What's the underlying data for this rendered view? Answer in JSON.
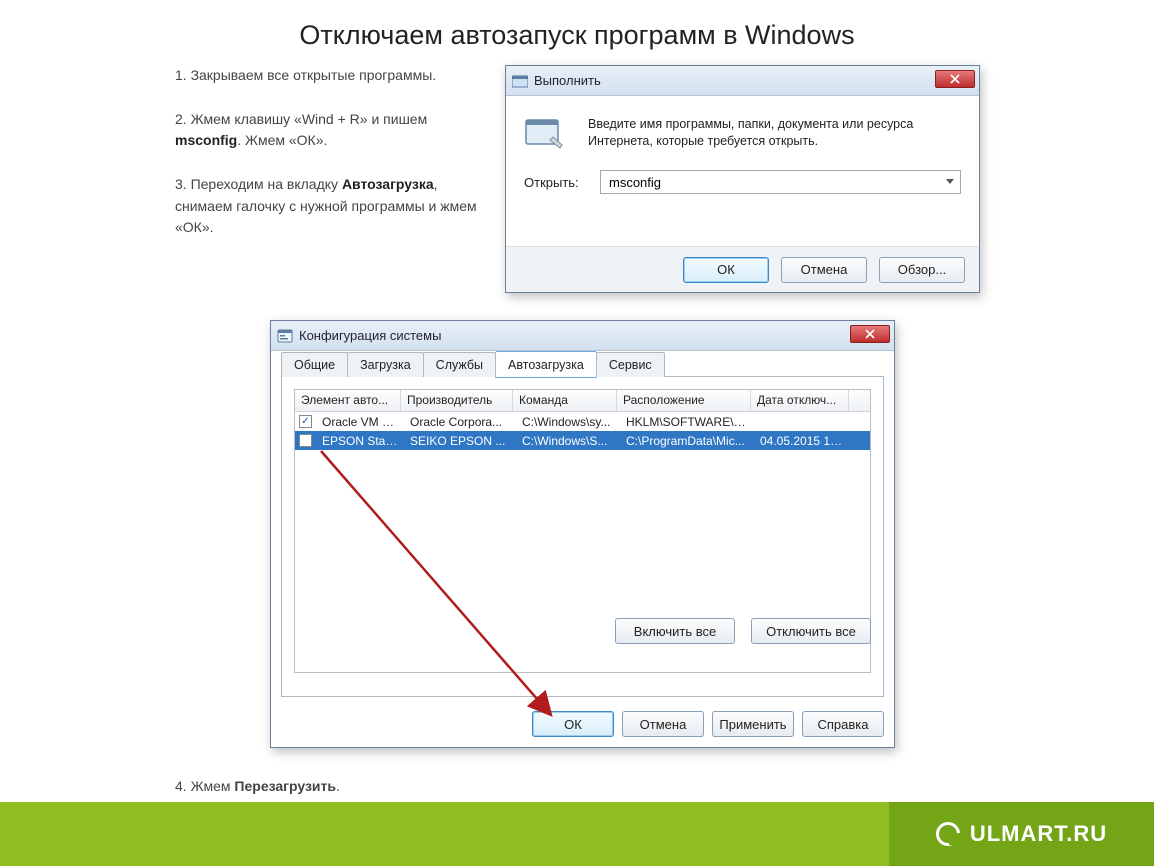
{
  "title": "Отключаем автозапуск программ в Windows",
  "steps": {
    "s1": "1. Закрываем все открытые программы.",
    "s2_a": "2. Жмем клавишу «Wind + R» и пишем ",
    "s2_b": "msconfig",
    "s2_c": ". Жмем «ОК».",
    "s3_a": "3. Переходим на вкладку ",
    "s3_b": "Автозагрузка",
    "s3_c": ", снимаем галочку с нужной программы и жмем «ОК».",
    "s4_a": "4. Жмем ",
    "s4_b": "Перезагрузить",
    "s4_c": "."
  },
  "run_dialog": {
    "title": "Выполнить",
    "description": "Введите имя программы, папки, документа или ресурса Интернета, которые требуется открыть.",
    "open_label": "Открыть:",
    "input_value": "msconfig",
    "ok": "ОК",
    "cancel": "Отмена",
    "browse": "Обзор..."
  },
  "msconfig": {
    "title": "Конфигурация системы",
    "tabs": [
      "Общие",
      "Загрузка",
      "Службы",
      "Автозагрузка",
      "Сервис"
    ],
    "columns": [
      "Элемент авто...",
      "Производитель",
      "Команда",
      "Расположение",
      "Дата отключ..."
    ],
    "rows": [
      {
        "checked": true,
        "cells": [
          "Oracle VM Vi...",
          "Oracle Corpora...",
          "C:\\Windows\\sy...",
          "HKLM\\SOFTWARE\\M...",
          ""
        ]
      },
      {
        "checked": false,
        "selected": true,
        "cells": [
          "EPSON Stat...",
          "SEIKO EPSON ...",
          "C:\\Windows\\S...",
          "C:\\ProgramData\\Mic...",
          "04.05.2015 19..."
        ]
      }
    ],
    "enable_all": "Включить все",
    "disable_all": "Отключить все",
    "ok": "ОК",
    "cancel": "Отмена",
    "apply": "Применить",
    "help": "Справка"
  },
  "footer": {
    "brand": "ULMART.RU"
  }
}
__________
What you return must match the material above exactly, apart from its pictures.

[REPLY]
What's the underlying data for this rendered view? Answer in JSON.
{
  "title": "Отключаем автозапуск программ в Windows",
  "steps": {
    "s1": "1. Закрываем все открытые программы.",
    "s2_a": "2. Жмем клавишу «Wind + R» и пишем ",
    "s2_b": "msconfig",
    "s2_c": ". Жмем «ОК».",
    "s3_a": "3. Переходим на вкладку ",
    "s3_b": "Автозагрузка",
    "s3_c": ", снимаем галочку с нужной программы и жмем «ОК».",
    "s4_a": "4. Жмем ",
    "s4_b": "Перезагрузить",
    "s4_c": "."
  },
  "run_dialog": {
    "title": "Выполнить",
    "description": "Введите имя программы, папки, документа или ресурса Интернета, которые требуется открыть.",
    "open_label": "Открыть:",
    "input_value": "msconfig",
    "ok": "ОК",
    "cancel": "Отмена",
    "browse": "Обзор..."
  },
  "msconfig": {
    "title": "Конфигурация системы",
    "tabs": [
      "Общие",
      "Загрузка",
      "Службы",
      "Автозагрузка",
      "Сервис"
    ],
    "columns": [
      "Элемент авто...",
      "Производитель",
      "Команда",
      "Расположение",
      "Дата отключ..."
    ],
    "rows": [
      {
        "checked": true,
        "cells": [
          "Oracle VM Vi...",
          "Oracle Corpora...",
          "C:\\Windows\\sy...",
          "HKLM\\SOFTWARE\\M...",
          ""
        ]
      },
      {
        "checked": false,
        "selected": true,
        "cells": [
          "EPSON Stat...",
          "SEIKO EPSON ...",
          "C:\\Windows\\S...",
          "C:\\ProgramData\\Mic...",
          "04.05.2015 19..."
        ]
      }
    ],
    "enable_all": "Включить все",
    "disable_all": "Отключить все",
    "ok": "ОК",
    "cancel": "Отмена",
    "apply": "Применить",
    "help": "Справка"
  },
  "footer": {
    "brand": "ULMART.RU"
  }
}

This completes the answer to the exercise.